|Pages/Publication Date:||303 / 2012|
A pioneering female photographer, Sarah Angelina Acland (18491930) placed herself at the forefront of the medium with her far-ranging curiosity and impressive use of color. As shown in the more than 200 reproductions here, Acland could have made her name solely on the strength of her black and white photographs of English architecture and interiors, as well as her sensitive portraiture, ably capturing the essences of not only her family but also John Ruskin, Lord Kelvin, and William Gladstone. Making sophisticated use of a color process developed by the Lumière brothers, however, Acland came into her own with striking photos of landscapes and flowers, as well as spectacular images from her sojourns in Portugal and Gibraltar, all depicted here in vibrant color.
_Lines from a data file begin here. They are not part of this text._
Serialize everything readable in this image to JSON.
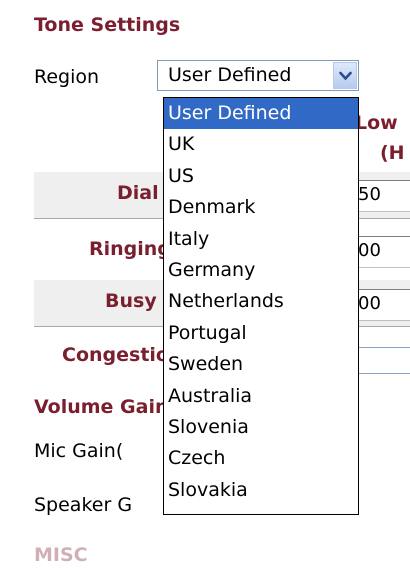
{
  "tone_settings": {
    "heading": "Tone Settings",
    "region_label": "Region",
    "region_selected": "User Defined",
    "region_options": [
      "User Defined",
      "UK",
      "US",
      "Denmark",
      "Italy",
      "Germany",
      "Netherlands",
      "Portugal",
      "Sweden",
      "Australia",
      "Slovenia",
      "Czech",
      "Slovakia"
    ],
    "col_header_1": "Low",
    "col_header_2": "(H",
    "rows": [
      {
        "label": "Dial",
        "value": "50"
      },
      {
        "label": "Ringing",
        "value": "00"
      },
      {
        "label": "Busy",
        "value": "00"
      },
      {
        "label": "Congestion",
        "value": ""
      }
    ]
  },
  "volume": {
    "heading": "Volume Gain",
    "mic_label": "Mic Gain(",
    "speaker_label": "Speaker G"
  },
  "misc": {
    "heading": "MISC"
  }
}
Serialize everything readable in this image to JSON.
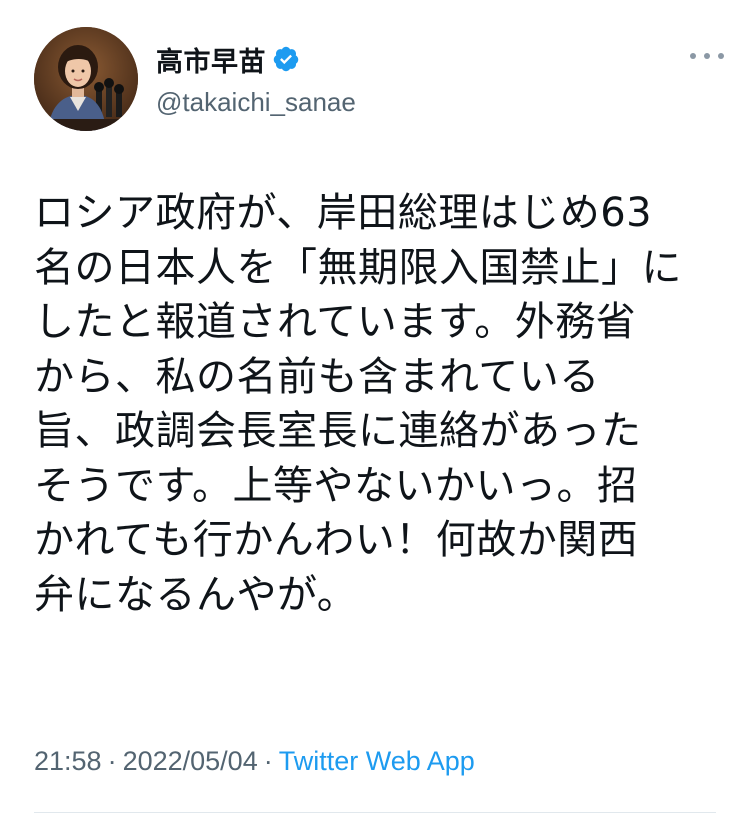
{
  "author": {
    "display_name": "高市早苗",
    "handle": "@takaichi_sanae",
    "verified": true,
    "avatar_icon": "profile-photo"
  },
  "more_icon": "ellipsis-icon",
  "tweet": {
    "text": "ロシア政府が、岸田総理はじめ63\n名の日本人を「無期限入国禁止」に\nしたと報道されています。外務省\nから、私の名前も含まれている\n旨、政調会長室長に連絡があった\nそうです。上等やないかいっ。招\nかれても行かんわい！何故か関西\n弁になるんやが。",
    "time": "21:58",
    "date": "2022/05/04",
    "separator": "·",
    "source": "Twitter Web App"
  },
  "colors": {
    "text": "#0f1419",
    "secondary": "#536471",
    "accent": "#1d9bf0"
  }
}
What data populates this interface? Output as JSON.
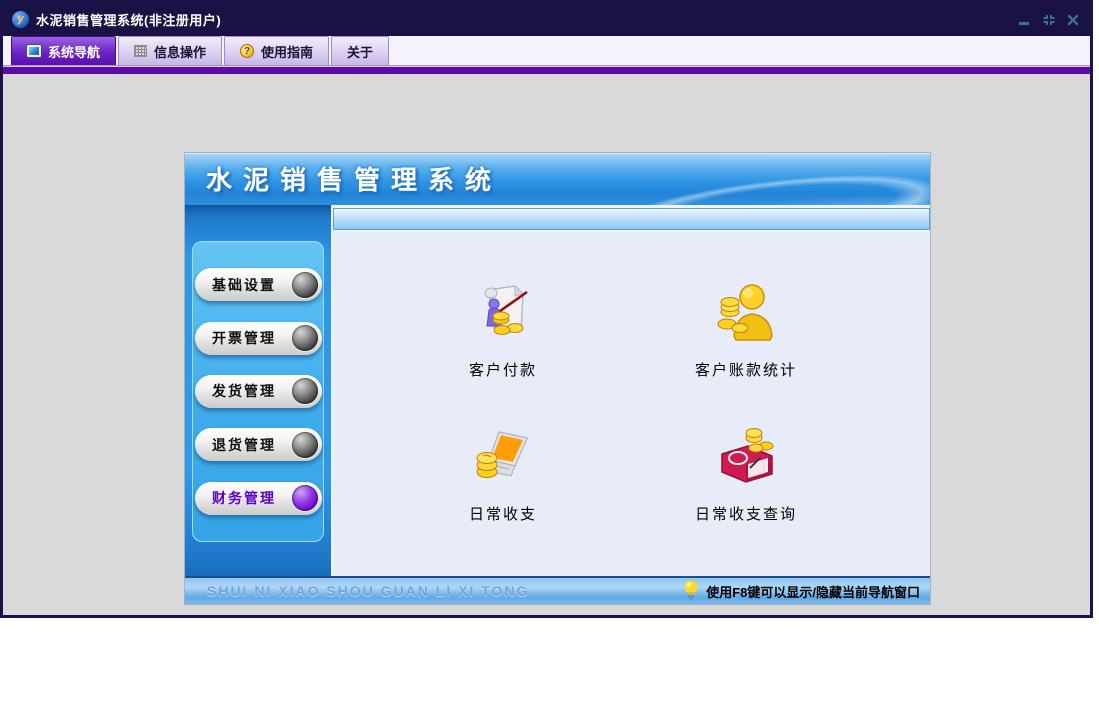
{
  "window": {
    "title": "水泥销售管理系统(非注册用户)",
    "app_icon_letter": "y"
  },
  "tabs": [
    {
      "label": "系统导航",
      "icon": "monitor",
      "active": true
    },
    {
      "label": "信息操作",
      "icon": "grid",
      "active": false
    },
    {
      "label": "使用指南",
      "icon": "help",
      "active": false
    },
    {
      "label": "关于",
      "icon": "none",
      "active": false
    }
  ],
  "panel": {
    "banner_title": "水泥销售管理系统",
    "sidebar_buttons": [
      {
        "label": "基础设置",
        "active": false
      },
      {
        "label": "开票管理",
        "active": false
      },
      {
        "label": "发货管理",
        "active": false
      },
      {
        "label": "退货管理",
        "active": false
      },
      {
        "label": "财务管理",
        "active": true
      }
    ],
    "items": [
      {
        "label": "客户付款",
        "icon": "customer-payment"
      },
      {
        "label": "客户账款统计",
        "icon": "customer-account-stats"
      },
      {
        "label": "日常收支",
        "icon": "daily-expense"
      },
      {
        "label": "日常收支查询",
        "icon": "daily-expense-query"
      }
    ],
    "statusbar": {
      "left": "SHUI NI XIAO SHOU GUAN LI XI TONG",
      "right": "使用F8键可以显示/隐藏当前导航窗口"
    }
  },
  "colors": {
    "titlebar": "#181245",
    "accent_purple": "#5c0aa8",
    "active_tab": "#6d22c6",
    "sidebar_blue": "#2e9ae6",
    "active_button_purple": "#6a0ed0",
    "panel_banner_blue": "#2f93e2",
    "content_bg": "#e7ecf8"
  }
}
In addition to providing biographical background on this gifted yet underappreciated British artist, Giles Hudson also explains how Acland made use of the rapid technological developments of photography's first half-century.